- _TASK DETAILS_
Please find the lines in the following records that hold "label", and copy them.

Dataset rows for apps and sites
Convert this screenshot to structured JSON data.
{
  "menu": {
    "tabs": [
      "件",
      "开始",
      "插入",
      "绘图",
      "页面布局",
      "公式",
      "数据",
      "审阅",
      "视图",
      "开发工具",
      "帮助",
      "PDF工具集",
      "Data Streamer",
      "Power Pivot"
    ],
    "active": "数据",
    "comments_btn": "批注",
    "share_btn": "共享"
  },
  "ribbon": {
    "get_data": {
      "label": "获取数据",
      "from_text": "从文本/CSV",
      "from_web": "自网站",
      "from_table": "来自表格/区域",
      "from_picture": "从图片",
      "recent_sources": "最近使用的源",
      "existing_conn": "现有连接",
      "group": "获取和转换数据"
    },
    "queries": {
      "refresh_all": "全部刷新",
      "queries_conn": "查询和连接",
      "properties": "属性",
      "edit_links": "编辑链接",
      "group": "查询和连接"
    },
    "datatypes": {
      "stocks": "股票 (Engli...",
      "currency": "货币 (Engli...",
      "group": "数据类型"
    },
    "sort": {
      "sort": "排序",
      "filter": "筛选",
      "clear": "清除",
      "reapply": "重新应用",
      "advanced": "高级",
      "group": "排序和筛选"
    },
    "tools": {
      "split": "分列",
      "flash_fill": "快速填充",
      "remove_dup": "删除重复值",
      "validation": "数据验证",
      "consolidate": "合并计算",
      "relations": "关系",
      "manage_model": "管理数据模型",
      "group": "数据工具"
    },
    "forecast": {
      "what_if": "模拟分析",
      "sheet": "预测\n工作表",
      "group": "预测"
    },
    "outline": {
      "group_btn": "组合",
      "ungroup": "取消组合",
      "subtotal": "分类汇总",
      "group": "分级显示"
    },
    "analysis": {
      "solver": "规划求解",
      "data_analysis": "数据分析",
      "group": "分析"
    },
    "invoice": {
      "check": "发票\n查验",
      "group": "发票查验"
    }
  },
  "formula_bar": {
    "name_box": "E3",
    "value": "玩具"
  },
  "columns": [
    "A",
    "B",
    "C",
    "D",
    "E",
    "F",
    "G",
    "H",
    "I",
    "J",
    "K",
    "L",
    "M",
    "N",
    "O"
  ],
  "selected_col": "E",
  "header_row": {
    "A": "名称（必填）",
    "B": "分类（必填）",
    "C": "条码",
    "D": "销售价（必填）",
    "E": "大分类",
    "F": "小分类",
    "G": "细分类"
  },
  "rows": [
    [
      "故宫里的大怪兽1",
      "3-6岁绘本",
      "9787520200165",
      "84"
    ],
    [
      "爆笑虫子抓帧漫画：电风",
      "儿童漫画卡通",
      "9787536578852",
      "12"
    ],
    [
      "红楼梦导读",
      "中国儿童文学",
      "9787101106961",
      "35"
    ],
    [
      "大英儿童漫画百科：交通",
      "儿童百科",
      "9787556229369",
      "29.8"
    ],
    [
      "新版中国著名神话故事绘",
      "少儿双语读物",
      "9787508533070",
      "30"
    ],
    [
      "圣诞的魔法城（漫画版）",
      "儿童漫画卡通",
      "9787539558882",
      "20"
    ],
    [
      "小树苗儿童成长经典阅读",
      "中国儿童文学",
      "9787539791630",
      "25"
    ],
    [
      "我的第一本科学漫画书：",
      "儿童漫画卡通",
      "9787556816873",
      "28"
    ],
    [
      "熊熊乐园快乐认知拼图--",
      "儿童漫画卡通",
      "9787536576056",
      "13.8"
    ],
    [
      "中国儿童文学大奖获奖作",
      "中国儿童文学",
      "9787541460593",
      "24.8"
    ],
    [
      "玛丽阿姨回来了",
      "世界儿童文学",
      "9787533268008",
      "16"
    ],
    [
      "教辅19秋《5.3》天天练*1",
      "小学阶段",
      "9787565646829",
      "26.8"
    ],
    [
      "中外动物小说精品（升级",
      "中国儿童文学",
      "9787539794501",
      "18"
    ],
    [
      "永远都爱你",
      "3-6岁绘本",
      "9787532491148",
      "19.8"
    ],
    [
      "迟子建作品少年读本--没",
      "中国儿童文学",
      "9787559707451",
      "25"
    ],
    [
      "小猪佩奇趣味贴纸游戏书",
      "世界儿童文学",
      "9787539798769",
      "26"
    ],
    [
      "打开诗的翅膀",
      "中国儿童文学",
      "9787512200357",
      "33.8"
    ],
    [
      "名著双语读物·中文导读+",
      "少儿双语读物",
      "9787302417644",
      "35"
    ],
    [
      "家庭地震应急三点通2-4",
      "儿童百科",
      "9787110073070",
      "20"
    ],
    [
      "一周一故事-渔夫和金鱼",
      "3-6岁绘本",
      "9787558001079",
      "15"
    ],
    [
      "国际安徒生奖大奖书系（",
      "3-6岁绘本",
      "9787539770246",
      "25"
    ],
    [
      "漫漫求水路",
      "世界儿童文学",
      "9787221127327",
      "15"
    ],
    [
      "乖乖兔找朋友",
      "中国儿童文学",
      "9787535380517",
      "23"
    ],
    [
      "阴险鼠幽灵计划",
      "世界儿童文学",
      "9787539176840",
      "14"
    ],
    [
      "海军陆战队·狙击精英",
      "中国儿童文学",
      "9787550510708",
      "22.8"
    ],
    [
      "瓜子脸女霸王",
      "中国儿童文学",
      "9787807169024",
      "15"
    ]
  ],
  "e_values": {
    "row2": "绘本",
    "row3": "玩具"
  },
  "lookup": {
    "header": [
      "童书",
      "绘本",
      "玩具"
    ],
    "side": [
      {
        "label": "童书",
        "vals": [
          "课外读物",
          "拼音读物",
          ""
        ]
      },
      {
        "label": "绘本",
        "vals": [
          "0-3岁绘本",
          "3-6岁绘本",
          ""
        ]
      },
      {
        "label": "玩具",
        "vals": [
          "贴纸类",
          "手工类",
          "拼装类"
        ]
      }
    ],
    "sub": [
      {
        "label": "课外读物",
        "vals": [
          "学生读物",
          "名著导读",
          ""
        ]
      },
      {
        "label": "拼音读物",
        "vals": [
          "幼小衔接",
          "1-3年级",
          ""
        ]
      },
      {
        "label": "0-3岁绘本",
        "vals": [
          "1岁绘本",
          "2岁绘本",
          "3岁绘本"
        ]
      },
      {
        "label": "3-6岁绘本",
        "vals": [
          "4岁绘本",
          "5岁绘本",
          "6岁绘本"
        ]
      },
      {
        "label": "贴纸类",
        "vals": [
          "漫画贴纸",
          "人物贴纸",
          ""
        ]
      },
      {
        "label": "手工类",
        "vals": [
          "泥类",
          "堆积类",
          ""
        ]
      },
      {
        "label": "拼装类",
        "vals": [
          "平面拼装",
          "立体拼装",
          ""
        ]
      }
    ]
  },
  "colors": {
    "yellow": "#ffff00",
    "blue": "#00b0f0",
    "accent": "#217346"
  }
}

- _RESULT FOR THIS EXERCISE_
      "label": "获取数据",
        "label": "童书",
        "label": "绘本",
        "label": "玩具",
        "label": "课外读物",
        "label": "拼音读物",
        "label": "0-3岁绘本",
        "label": "3-6岁绘本",
        "label": "贴纸类",
        "label": "手工类",
        "label": "拼装类",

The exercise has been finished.